(Data records for software interfaces)
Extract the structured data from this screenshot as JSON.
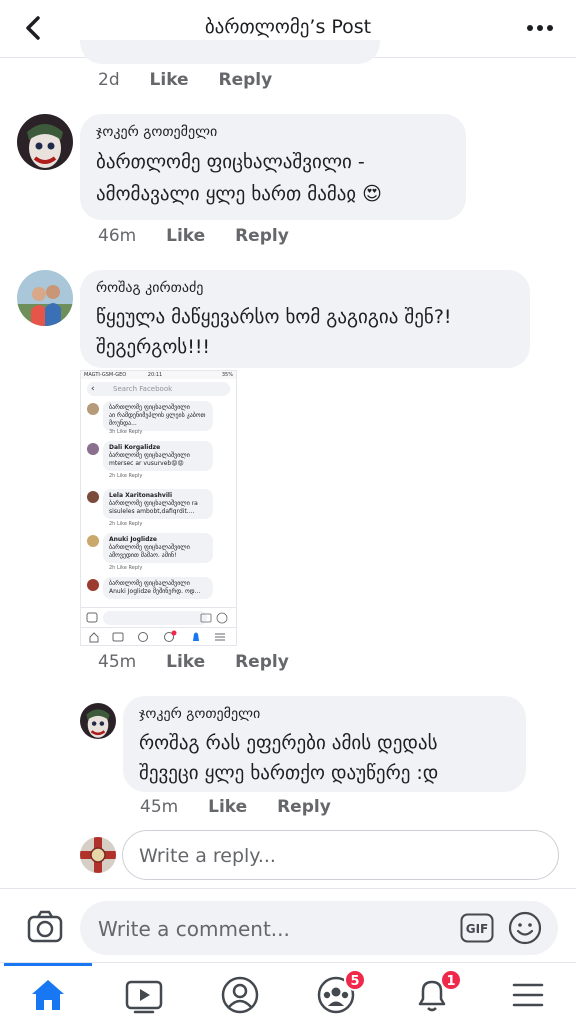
{
  "header": {
    "title": "ბართლომე’s Post"
  },
  "prev_comment": {
    "time": "2d",
    "like": "Like",
    "reply": "Reply"
  },
  "comments": [
    {
      "name": "ჯოკერ გოთემელი",
      "text_lines": [
        "ბართლომე ფიცხალაშვილი -",
        "ამომავალი ყლე ხართ მამაჲ 😍"
      ],
      "time": "46m",
      "like": "Like",
      "reply": "Reply"
    },
    {
      "name": "როშაგ კირთაძე",
      "text_lines": [
        "წყეულა მაწყევარსო ხომ გაგიგია შენ?!",
        "შეგერგოს!!!"
      ],
      "time": "45m",
      "like": "Like",
      "reply": "Reply"
    }
  ],
  "screenshot_attachment": {
    "status_left": "MAGTI-GSM-GEO",
    "status_time": "20:11",
    "status_right": "35%",
    "search_placeholder": "Search Facebook",
    "items": [
      {
        "name": "ბართლომე ფიცხალაშვილი",
        "text": "აი რამდენიმეპლის ყლეის კაბოთ მოუნდა...",
        "meta": "3h  Like  Reply"
      },
      {
        "name": "Dali Korgalidze",
        "text": "ბართლომე ფიცხალაშვილი mtersec ar vusurveb😡😡",
        "meta": "2h  Like  Reply"
      },
      {
        "name": "Lela Xaritonashvili",
        "text": "ბართლომე ფიცხალაშვილი ra sisuleles ambobt,dafiqrdit....",
        "meta": "2h  Like  Reply"
      },
      {
        "name": "Anuki Joglidze",
        "text": "ბართლომე ფიცხალაშვილი ამოვედით მამაო. ამინ!",
        "meta": "2h  Like  Reply"
      },
      {
        "name": "ბართლომე ფიცხალაშვილი",
        "text": "Anuki Joglidze მეშინერდ. ოდ...",
        "meta": ""
      }
    ]
  },
  "nested_reply": {
    "name": "ჯოკერ გოთემელი",
    "text_lines": [
      "როშაგ რას ეფერები ამის დედას",
      "შევეცი ყლე ხართქო დაუწერე :დ"
    ],
    "time": "45m",
    "like": "Like",
    "reply": "Reply"
  },
  "reply_input": {
    "placeholder": "Write a reply..."
  },
  "composer": {
    "placeholder": "Write a comment...",
    "gif_label": "GIF"
  },
  "tabbar": {
    "badges": {
      "groups": "5",
      "notifications": "1"
    },
    "active": "home",
    "accent": "#1877f2"
  }
}
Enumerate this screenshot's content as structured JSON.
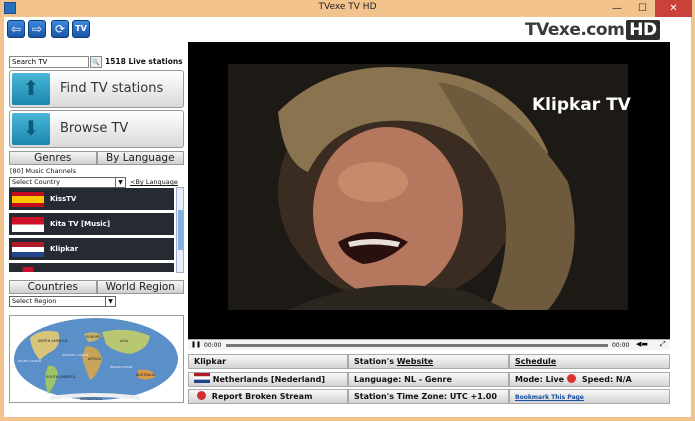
{
  "window": {
    "title": "TVexe TV HD",
    "min_glyph": "—",
    "max_glyph": "☐",
    "close_glyph": "✕"
  },
  "toolbar": {
    "back_glyph": "⇦",
    "forward_glyph": "⇨",
    "refresh_glyph": "⟳",
    "tv_label": "TV",
    "logo_text": "TVexe.com",
    "logo_badge": "HD"
  },
  "search": {
    "value": "Search TV",
    "button_glyph": "🔍",
    "live_count": "1518 Live stations"
  },
  "actions": {
    "find_label": "Find TV stations",
    "browse_label": "Browse TV"
  },
  "tabs_top": [
    "Genres",
    "By Language"
  ],
  "music": {
    "count_label": "[80] Music Channels",
    "country_select": "Select Country",
    "by_language_link": "<By Language"
  },
  "channels": [
    {
      "name": "KissTV",
      "flag": "spain"
    },
    {
      "name": "Kita TV [Music]",
      "flag": "indonesia"
    },
    {
      "name": "Klipkar",
      "flag": "netherlands"
    }
  ],
  "tabs_bottom": [
    "Countries",
    "World Region"
  ],
  "region_select": "Select Region",
  "map_labels": {
    "north_america": "NORTH AMERICA",
    "south_america": "SOUTH AMERICA",
    "europe": "EUROPE",
    "africa": "AFRICA",
    "asia": "ASIA",
    "australia": "AUSTRALIA",
    "antarctica": "ANTARCTICA",
    "atlantic": "ATLANTIC OCEAN",
    "pacific": "PACIFIC OCEAN",
    "indian": "INDIAN OCEAN"
  },
  "video": {
    "watermark": "Klipkar TV",
    "time_current": "00:00",
    "time_total": "00:00"
  },
  "info": {
    "station_name": "Klipkar",
    "website_prefix": "Station's ",
    "website_link": "Website",
    "schedule_link": "Schedule",
    "country": "Netherlands [Nederland]",
    "language": "Language: NL  - Genre",
    "mode_label": "Mode: Live",
    "speed_label": "Speed: N/A",
    "report_label": "Report Broken Stream",
    "timezone": "Station's Time Zone: UTC +1.00",
    "bookmark_link": "Bookmark This Page"
  },
  "colors": {
    "frame": "#f2c38d",
    "close": "#c8423a",
    "accent_blue": "#1b56a8",
    "channel_bg": "#262b33"
  }
}
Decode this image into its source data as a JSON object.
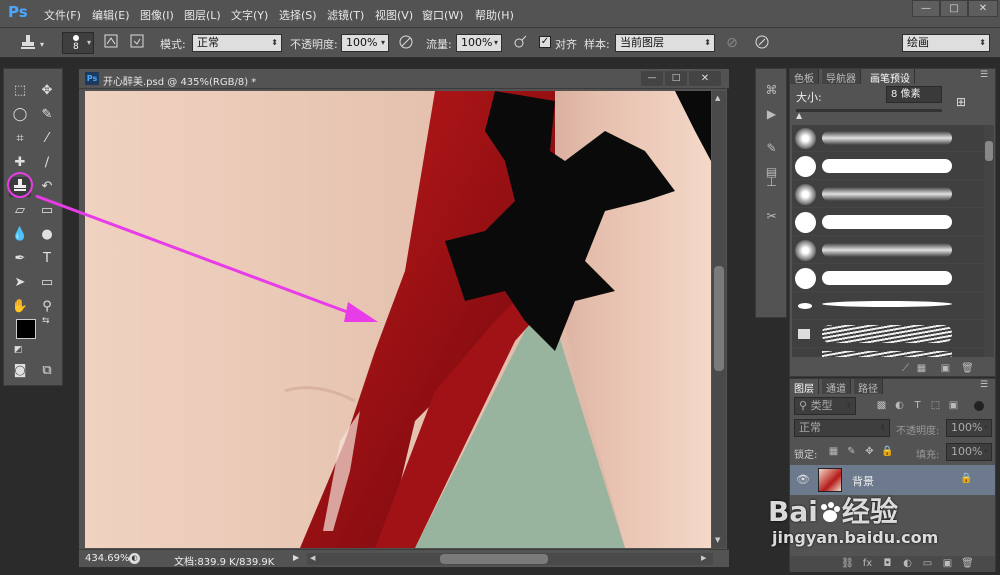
{
  "app": {
    "logo": "Ps",
    "menu": [
      "文件(F)",
      "编辑(E)",
      "图像(I)",
      "图层(L)",
      "文字(Y)",
      "选择(S)",
      "滤镜(T)",
      "视图(V)",
      "窗口(W)",
      "帮助(H)"
    ],
    "window_buttons": [
      "—",
      "□",
      "✕"
    ]
  },
  "options_bar": {
    "brush_size": "8",
    "mode_label": "模式:",
    "mode_value": "正常",
    "opacity_label": "不透明度:",
    "opacity_value": "100%",
    "flow_label": "流量:",
    "flow_value": "100%",
    "aligned_label": "对齐",
    "aligned_checked": true,
    "sample_label": "样本:",
    "sample_value": "当前图层",
    "workspace_value": "绘画"
  },
  "document": {
    "title": "开心醉美.psd @ 435%(RGB/8) *",
    "title_icon": "Ps",
    "zoom": "434.69%",
    "doc_info": "文档:839.9 K/839.9K",
    "window_buttons": [
      "—",
      "□",
      "✕"
    ]
  },
  "brush_panel": {
    "tabs": [
      "色板",
      "导航器",
      "画笔预设"
    ],
    "active_tab": "画笔预设",
    "size_label": "大小:",
    "size_value": "8 像素"
  },
  "layers_panel": {
    "tabs": [
      "图层",
      "通道",
      "路径"
    ],
    "active_tab": "图层",
    "filter_label": "类型",
    "blend_mode": "正常",
    "opacity_label": "不透明度:",
    "opacity_value": "100%",
    "lock_label": "锁定:",
    "fill_label": "填充:",
    "fill_value": "100%",
    "layer_name": "背景"
  },
  "watermark": {
    "brand": "Bai",
    "brand_tail": "经验",
    "url": "jingyan.baidu.com"
  },
  "colors": {
    "ui_bg": "#535353",
    "dark_bg": "#2b2b2b",
    "accent_magenta": "#e83ce8",
    "ps_blue": "#4aa7ff"
  }
}
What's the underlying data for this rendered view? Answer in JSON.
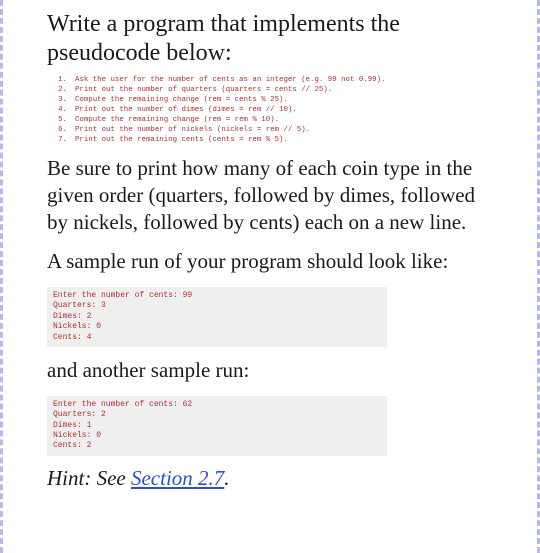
{
  "heading1": "Write a program that implements the pseudocode below:",
  "pseudocode": [
    {
      "n": "1.",
      "t": "Ask the user for the number of cents as an integer (e.g. 99 not 0.99)."
    },
    {
      "n": "2.",
      "t": "Print out the number of quarters (quarters = cents // 25)."
    },
    {
      "n": "3.",
      "t": "Compute the remaining change (rem = cents % 25)."
    },
    {
      "n": "4.",
      "t": "Print out the number of dimes (dimes = rem // 10)."
    },
    {
      "n": "5.",
      "t": "Compute the remaining change (rem = rem % 10)."
    },
    {
      "n": "6.",
      "t": "Print out the number of nickels (nickels = rem // 5)."
    },
    {
      "n": "7.",
      "t": "Print out the remaining cents (cents = rem % 5)."
    }
  ],
  "para1": "Be sure to print how many of each coin type in the given order (quarters, followed by dimes, followed by nickels, followed by cents) each on a new line.",
  "para2": "A sample run of your program should look like:",
  "sample1": "Enter the number of cents: 99\nQuarters: 3\nDimes: 2\nNickels: 0\nCents: 4",
  "para3": "and another sample run:",
  "sample2": "Enter the number of cents: 62\nQuarters: 2\nDimes: 1\nNickels: 0\nCents: 2",
  "hint_prefix": "Hint: See ",
  "hint_link": "Section 2.7",
  "hint_suffix": "."
}
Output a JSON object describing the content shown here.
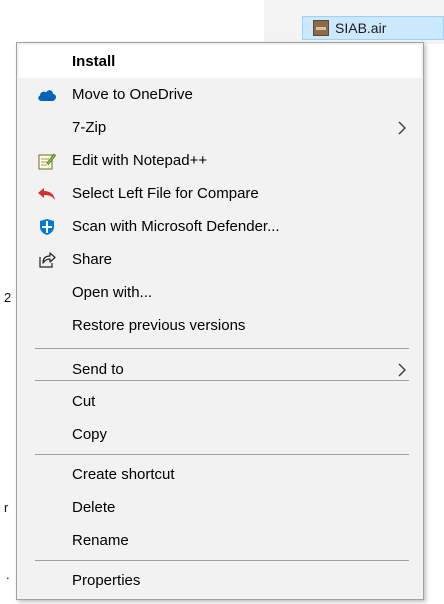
{
  "explorer": {
    "selected_file": "SIAB.air",
    "fragments": [
      "2",
      "r",
      "."
    ]
  },
  "menu": {
    "items": [
      {
        "label": "Install",
        "icon": "",
        "bold": true
      },
      {
        "label": "Move to OneDrive",
        "icon": "onedrive-icon"
      },
      {
        "label": "7-Zip",
        "icon": "",
        "submenu": true
      },
      {
        "label": "Edit with Notepad++",
        "icon": "notepad-plus-plus-icon"
      },
      {
        "label": "Select Left File for Compare",
        "icon": "compare-icon"
      },
      {
        "label": "Scan with Microsoft Defender...",
        "icon": "defender-icon"
      },
      {
        "label": "Share",
        "icon": "share-icon"
      },
      {
        "label": "Open with...",
        "icon": ""
      },
      {
        "label": "Restore previous versions",
        "icon": ""
      },
      {
        "label": "Send to",
        "icon": "",
        "submenu": true
      },
      {
        "label": "Cut",
        "icon": ""
      },
      {
        "label": "Copy",
        "icon": ""
      },
      {
        "label": "Create shortcut",
        "icon": ""
      },
      {
        "label": "Delete",
        "icon": ""
      },
      {
        "label": "Rename",
        "icon": ""
      },
      {
        "label": "Properties",
        "icon": ""
      }
    ]
  },
  "colors": {
    "menu_bg": "#f2f2f2",
    "menu_border": "#a0a0a0",
    "hover_bg": "#ffffff",
    "selection_bg": "#cce8ff",
    "onedrive_blue": "#0364b8",
    "defender_blue": "#0078d4",
    "compare_red": "#d32f2f"
  }
}
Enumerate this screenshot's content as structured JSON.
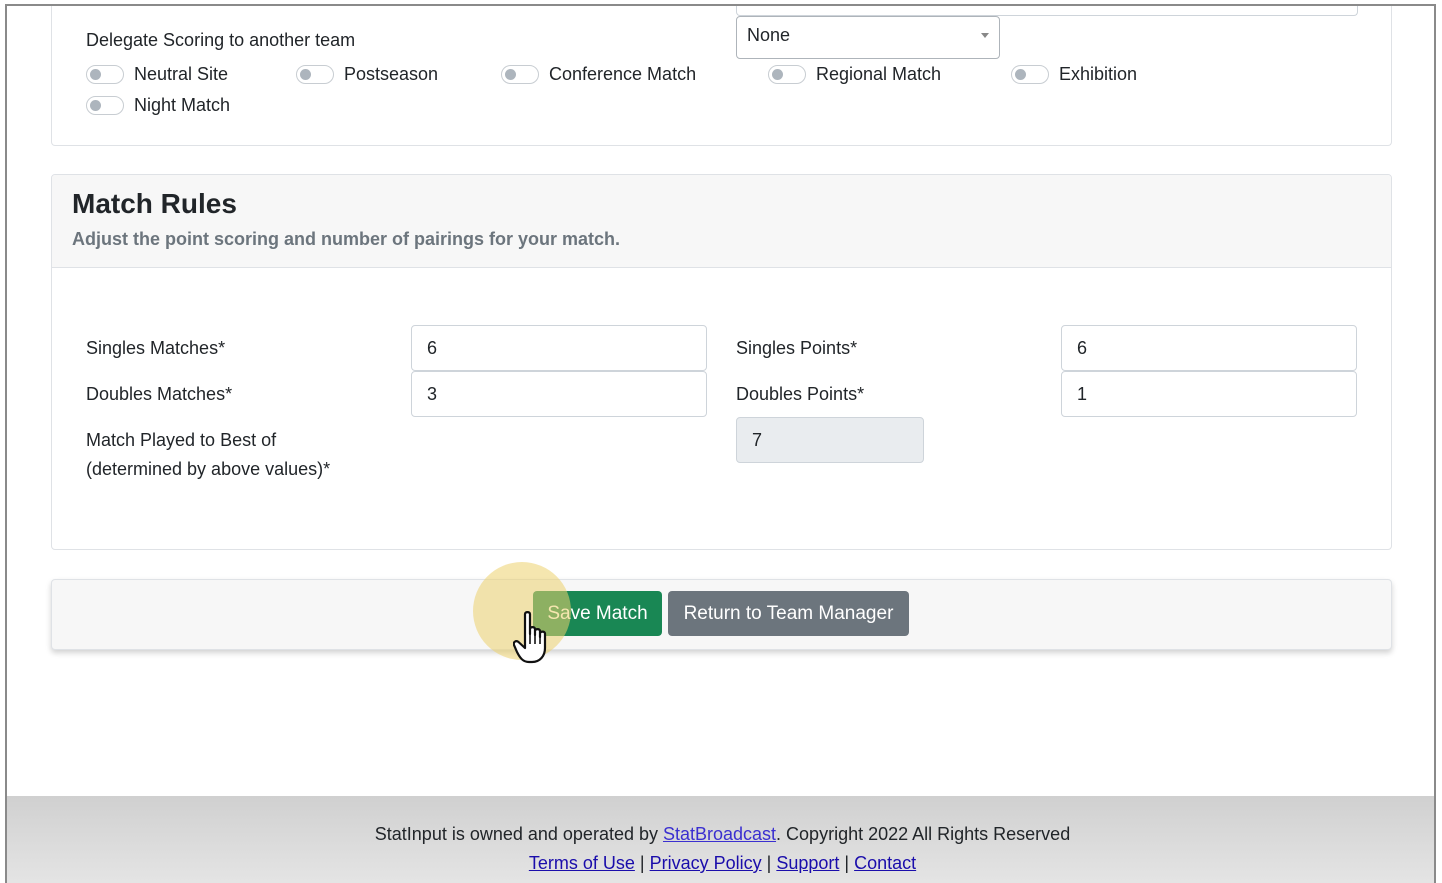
{
  "delegate": {
    "label": "Delegate Scoring to another team",
    "select_value": "None"
  },
  "toggles": [
    {
      "label": "Neutral Site",
      "on": false
    },
    {
      "label": "Postseason",
      "on": false
    },
    {
      "label": "Conference Match",
      "on": false
    },
    {
      "label": "Regional Match",
      "on": false
    },
    {
      "label": "Exhibition",
      "on": false
    },
    {
      "label": "Night Match",
      "on": false
    }
  ],
  "match_rules": {
    "title": "Match Rules",
    "subtitle": "Adjust the point scoring and number of pairings for your match.",
    "singles_matches_label": "Singles Matches*",
    "singles_matches_value": "6",
    "singles_points_label": "Singles Points*",
    "singles_points_value": "6",
    "doubles_matches_label": "Doubles Matches*",
    "doubles_matches_value": "3",
    "doubles_points_label": "Doubles Points*",
    "doubles_points_value": "1",
    "best_of_label_line1": "Match Played to Best of",
    "best_of_label_line2": "(determined by above values)*",
    "best_of_value": "7"
  },
  "actions": {
    "save_label": "Save Match",
    "return_label": "Return to Team Manager"
  },
  "footer": {
    "text_before": "StatInput is owned and operated by ",
    "link_company": "StatBroadcast",
    "text_after": ". Copyright 2022 All Rights Reserved",
    "links": [
      "Terms of Use",
      "Privacy Policy",
      "Support",
      "Contact"
    ],
    "separator": "|"
  }
}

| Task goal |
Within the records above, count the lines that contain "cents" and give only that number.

| Response box |
7